INSTRUCTIONS TO FOLLOW ->
Exactly reproduce each record listed below.

MATERIALS PROVIDED ->
Segment Open

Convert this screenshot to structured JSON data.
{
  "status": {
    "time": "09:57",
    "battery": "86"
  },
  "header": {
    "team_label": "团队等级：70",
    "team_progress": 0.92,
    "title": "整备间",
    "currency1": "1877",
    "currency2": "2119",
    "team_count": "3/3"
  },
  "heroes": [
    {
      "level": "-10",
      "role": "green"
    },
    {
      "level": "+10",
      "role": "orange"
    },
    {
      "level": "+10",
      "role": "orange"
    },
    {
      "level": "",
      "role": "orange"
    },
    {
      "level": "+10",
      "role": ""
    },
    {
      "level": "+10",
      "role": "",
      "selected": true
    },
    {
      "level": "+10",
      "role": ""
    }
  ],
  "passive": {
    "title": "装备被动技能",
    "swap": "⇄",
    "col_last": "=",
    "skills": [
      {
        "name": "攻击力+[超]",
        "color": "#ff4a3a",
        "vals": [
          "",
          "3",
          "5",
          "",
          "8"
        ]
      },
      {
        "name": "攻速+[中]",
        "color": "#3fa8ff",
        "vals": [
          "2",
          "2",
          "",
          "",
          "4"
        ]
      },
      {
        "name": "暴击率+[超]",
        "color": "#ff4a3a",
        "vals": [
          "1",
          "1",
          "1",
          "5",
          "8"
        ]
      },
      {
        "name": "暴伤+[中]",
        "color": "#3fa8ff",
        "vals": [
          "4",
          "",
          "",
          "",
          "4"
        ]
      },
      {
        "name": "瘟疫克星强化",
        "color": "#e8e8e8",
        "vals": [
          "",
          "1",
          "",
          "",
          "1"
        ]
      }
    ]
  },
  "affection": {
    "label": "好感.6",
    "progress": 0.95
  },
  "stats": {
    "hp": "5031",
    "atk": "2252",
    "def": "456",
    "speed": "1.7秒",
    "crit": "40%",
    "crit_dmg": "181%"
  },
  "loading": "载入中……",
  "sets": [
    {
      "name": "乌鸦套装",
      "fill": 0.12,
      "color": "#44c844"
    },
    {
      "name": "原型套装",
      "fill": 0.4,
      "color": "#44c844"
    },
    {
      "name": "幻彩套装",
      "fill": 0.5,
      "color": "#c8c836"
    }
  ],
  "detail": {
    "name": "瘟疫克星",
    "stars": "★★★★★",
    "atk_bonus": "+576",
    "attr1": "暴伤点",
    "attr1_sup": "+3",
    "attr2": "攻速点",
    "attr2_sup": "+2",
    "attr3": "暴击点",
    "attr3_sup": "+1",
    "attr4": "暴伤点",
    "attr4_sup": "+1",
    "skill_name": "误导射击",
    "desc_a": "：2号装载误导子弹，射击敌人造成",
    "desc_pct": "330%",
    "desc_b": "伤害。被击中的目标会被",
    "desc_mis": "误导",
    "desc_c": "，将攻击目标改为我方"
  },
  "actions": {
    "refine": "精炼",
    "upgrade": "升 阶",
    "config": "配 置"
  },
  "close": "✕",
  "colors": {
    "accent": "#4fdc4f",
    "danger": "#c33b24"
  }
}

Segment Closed

EXPECTED OUTPUT ->
Convert this screenshot to structured JSON data.
{
  "status": {
    "time": "09:57",
    "battery": "86"
  },
  "header": {
    "team_label": "团队等级：70",
    "team_progress": 0.92,
    "title": "整备间",
    "currency1": "1877",
    "currency2": "2119",
    "team_count": "3/3"
  },
  "heroes": [
    {
      "level": "-10",
      "role": "green"
    },
    {
      "level": "+10",
      "role": "orange"
    },
    {
      "level": "+10",
      "role": "orange"
    },
    {
      "level": "",
      "role": "orange"
    },
    {
      "level": "+10",
      "role": ""
    },
    {
      "level": "+10",
      "role": "",
      "selected": true
    },
    {
      "level": "+10",
      "role": ""
    }
  ],
  "passive": {
    "title": "装备被动技能",
    "swap": "⇄",
    "col_last": "=",
    "skills": [
      {
        "name": "攻击力+[超]",
        "color": "#ff4a3a",
        "vals": [
          "",
          "3",
          "5",
          "",
          "8"
        ]
      },
      {
        "name": "攻速+[中]",
        "color": "#3fa8ff",
        "vals": [
          "2",
          "2",
          "",
          "",
          "4"
        ]
      },
      {
        "name": "暴击率+[超]",
        "color": "#ff4a3a",
        "vals": [
          "1",
          "1",
          "1",
          "5",
          "8"
        ]
      },
      {
        "name": "暴伤+[中]",
        "color": "#3fa8ff",
        "vals": [
          "4",
          "",
          "",
          "",
          "4"
        ]
      },
      {
        "name": "瘟疫克星强化",
        "color": "#e8e8e8",
        "vals": [
          "",
          "1",
          "",
          "",
          "1"
        ]
      }
    ]
  },
  "affection": {
    "label": "好感.6",
    "progress": 0.95
  },
  "stats": {
    "hp": "5031",
    "atk": "2252",
    "def": "456",
    "speed": "1.7秒",
    "crit": "40%",
    "crit_dmg": "181%"
  },
  "loading": "载入中……",
  "sets": [
    {
      "name": "乌鸦套装",
      "fill": 0.12,
      "color": "#44c844"
    },
    {
      "name": "原型套装",
      "fill": 0.4,
      "color": "#44c844"
    },
    {
      "name": "幻彩套装",
      "fill": 0.5,
      "color": "#c8c836"
    }
  ],
  "detail": {
    "name": "瘟疫克星",
    "stars": "★★★★★",
    "atk_bonus": "+576",
    "attr1": "暴伤点",
    "attr1_sup": "+3",
    "attr2": "攻速点",
    "attr2_sup": "+2",
    "attr3": "暴击点",
    "attr3_sup": "+1",
    "attr4": "暴伤点",
    "attr4_sup": "+1",
    "skill_name": "误导射击",
    "desc_a": "：2号装载误导子弹，射击敌人造成",
    "desc_pct": "330%",
    "desc_b": "伤害。被击中的目标会被",
    "desc_mis": "误导",
    "desc_c": "，将攻击目标改为我方"
  },
  "actions": {
    "refine": "精炼",
    "upgrade": "升 阶",
    "config": "配 置"
  },
  "close": "✕",
  "colors": {
    "accent": "#4fdc4f",
    "danger": "#c33b24"
  }
}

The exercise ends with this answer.